Material shown:
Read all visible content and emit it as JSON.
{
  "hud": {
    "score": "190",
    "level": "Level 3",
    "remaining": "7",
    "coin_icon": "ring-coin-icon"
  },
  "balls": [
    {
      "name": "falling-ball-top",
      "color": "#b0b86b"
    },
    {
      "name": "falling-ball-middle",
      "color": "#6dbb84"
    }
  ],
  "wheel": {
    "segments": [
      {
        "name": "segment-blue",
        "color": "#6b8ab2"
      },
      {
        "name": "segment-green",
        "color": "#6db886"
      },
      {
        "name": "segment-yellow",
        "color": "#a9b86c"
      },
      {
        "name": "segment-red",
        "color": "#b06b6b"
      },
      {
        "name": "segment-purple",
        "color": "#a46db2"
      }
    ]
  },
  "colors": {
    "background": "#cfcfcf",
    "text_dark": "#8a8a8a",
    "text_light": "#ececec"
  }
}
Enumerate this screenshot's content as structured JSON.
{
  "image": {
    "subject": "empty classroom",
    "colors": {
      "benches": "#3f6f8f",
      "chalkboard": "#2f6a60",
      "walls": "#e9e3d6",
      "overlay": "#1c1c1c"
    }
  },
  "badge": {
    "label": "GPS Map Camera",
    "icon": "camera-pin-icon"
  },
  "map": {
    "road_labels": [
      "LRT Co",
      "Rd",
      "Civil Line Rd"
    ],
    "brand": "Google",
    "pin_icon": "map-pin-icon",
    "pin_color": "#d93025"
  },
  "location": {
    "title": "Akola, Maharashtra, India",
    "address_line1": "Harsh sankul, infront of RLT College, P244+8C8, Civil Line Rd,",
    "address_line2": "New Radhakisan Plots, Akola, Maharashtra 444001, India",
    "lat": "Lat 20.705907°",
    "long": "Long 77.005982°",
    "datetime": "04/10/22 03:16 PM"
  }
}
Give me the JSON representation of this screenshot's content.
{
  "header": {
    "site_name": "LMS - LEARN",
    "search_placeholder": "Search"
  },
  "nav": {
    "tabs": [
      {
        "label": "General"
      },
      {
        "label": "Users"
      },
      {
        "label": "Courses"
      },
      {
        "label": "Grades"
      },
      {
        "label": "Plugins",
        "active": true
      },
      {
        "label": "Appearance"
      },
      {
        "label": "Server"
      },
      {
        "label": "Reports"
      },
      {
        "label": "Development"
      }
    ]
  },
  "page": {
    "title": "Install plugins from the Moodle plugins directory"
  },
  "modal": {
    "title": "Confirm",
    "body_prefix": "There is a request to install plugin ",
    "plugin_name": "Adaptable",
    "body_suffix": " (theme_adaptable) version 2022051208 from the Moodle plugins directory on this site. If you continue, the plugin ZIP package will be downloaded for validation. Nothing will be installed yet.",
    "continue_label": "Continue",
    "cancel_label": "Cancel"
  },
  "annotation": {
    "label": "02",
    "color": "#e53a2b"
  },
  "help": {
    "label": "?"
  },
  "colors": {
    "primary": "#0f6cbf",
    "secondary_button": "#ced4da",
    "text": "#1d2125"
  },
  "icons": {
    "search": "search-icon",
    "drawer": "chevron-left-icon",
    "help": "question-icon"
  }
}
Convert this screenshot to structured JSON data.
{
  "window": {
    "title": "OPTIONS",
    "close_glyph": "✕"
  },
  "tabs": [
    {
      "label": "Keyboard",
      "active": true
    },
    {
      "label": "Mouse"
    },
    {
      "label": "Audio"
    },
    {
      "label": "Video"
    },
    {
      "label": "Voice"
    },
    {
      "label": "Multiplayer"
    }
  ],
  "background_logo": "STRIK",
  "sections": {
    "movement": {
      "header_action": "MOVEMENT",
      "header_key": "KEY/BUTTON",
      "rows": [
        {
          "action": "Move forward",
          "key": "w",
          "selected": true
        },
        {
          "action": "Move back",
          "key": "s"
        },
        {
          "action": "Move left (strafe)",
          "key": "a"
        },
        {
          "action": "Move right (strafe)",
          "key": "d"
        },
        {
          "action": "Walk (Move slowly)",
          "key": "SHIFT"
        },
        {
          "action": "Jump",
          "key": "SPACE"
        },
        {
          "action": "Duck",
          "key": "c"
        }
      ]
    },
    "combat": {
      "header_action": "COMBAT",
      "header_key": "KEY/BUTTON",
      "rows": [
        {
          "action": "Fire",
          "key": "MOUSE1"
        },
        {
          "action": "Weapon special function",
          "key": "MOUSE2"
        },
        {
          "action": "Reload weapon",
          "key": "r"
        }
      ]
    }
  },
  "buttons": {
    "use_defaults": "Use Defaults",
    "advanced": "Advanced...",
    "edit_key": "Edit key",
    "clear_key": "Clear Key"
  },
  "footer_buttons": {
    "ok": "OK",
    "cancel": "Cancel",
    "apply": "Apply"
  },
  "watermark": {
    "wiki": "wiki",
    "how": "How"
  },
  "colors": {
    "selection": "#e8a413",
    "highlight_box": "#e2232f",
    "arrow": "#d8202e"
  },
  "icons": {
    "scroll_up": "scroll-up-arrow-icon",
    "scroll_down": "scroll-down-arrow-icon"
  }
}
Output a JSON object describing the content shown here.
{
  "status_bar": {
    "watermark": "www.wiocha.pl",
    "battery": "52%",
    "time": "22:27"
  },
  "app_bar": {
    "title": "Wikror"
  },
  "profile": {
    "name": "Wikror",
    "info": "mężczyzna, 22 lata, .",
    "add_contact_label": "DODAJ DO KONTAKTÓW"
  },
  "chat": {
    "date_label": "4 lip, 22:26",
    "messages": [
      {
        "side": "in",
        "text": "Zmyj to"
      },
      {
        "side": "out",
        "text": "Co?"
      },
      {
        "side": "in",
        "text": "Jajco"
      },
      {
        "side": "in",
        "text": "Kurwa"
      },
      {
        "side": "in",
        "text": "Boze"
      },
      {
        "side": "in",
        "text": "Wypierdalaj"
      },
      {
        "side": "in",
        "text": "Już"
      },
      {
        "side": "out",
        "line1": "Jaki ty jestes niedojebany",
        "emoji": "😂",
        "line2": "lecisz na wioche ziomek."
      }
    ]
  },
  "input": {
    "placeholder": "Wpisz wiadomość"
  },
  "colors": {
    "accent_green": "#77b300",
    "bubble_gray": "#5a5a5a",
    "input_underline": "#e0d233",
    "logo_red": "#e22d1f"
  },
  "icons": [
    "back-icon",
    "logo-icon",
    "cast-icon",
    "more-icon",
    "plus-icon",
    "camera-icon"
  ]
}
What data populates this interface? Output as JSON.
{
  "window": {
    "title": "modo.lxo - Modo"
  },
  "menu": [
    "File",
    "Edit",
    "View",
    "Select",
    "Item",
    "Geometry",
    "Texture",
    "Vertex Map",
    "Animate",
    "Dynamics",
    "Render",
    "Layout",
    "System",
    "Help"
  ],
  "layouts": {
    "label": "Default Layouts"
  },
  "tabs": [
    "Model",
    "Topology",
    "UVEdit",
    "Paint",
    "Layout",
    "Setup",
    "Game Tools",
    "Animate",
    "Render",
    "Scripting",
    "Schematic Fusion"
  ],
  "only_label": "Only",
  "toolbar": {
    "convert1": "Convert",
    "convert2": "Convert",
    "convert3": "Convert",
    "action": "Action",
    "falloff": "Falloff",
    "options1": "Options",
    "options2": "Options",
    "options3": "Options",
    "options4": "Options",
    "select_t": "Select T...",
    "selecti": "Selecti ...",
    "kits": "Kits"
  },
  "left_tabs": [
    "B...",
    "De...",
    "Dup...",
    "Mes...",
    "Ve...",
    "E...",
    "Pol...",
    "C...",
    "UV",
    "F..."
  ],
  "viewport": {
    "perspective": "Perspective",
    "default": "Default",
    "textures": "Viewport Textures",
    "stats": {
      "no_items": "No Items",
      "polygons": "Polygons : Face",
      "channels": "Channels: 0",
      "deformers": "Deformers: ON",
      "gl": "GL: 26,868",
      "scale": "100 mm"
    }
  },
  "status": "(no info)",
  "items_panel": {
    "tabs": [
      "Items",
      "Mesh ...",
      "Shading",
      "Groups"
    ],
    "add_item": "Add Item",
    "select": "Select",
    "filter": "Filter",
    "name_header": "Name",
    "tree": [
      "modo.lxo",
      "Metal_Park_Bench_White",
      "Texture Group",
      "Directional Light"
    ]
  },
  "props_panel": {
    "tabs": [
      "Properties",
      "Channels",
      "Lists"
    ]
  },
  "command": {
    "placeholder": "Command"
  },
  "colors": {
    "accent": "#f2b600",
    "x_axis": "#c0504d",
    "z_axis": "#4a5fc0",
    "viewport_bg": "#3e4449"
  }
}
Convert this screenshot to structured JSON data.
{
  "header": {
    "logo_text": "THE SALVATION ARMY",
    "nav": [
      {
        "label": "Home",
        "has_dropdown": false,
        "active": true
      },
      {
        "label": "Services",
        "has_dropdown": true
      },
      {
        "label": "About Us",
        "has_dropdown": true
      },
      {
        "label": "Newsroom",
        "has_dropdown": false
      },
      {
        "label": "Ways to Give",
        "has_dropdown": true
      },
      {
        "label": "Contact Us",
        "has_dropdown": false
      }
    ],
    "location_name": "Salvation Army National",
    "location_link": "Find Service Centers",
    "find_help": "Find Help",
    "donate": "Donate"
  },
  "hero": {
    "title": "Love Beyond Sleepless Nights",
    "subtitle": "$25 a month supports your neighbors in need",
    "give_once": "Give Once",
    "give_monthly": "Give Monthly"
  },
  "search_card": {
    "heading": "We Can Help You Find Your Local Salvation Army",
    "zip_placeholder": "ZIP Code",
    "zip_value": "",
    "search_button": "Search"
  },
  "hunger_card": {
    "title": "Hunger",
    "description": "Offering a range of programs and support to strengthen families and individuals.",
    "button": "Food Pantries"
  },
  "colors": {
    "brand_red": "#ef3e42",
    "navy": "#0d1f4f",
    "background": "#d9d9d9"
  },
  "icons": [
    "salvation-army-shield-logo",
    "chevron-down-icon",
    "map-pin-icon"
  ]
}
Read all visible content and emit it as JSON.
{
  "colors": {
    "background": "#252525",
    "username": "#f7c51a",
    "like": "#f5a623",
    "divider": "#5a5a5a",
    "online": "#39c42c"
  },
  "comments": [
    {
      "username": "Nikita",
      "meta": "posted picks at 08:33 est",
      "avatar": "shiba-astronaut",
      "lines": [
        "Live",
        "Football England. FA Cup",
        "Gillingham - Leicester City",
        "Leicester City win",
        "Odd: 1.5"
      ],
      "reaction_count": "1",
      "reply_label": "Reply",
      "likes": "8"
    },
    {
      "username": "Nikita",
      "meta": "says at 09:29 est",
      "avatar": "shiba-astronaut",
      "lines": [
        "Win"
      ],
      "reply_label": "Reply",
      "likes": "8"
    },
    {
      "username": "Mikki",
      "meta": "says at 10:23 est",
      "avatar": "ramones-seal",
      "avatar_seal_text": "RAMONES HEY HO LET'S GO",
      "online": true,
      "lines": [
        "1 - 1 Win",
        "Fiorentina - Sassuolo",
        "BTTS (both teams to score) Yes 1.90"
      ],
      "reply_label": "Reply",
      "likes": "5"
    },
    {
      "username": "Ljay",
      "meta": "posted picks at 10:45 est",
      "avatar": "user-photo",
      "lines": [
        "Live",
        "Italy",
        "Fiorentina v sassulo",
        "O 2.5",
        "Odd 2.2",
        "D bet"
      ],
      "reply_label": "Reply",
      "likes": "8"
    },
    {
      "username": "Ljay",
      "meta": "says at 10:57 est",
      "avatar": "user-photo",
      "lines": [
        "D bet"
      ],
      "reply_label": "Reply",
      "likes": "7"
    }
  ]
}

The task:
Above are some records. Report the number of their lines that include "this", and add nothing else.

Task response:
6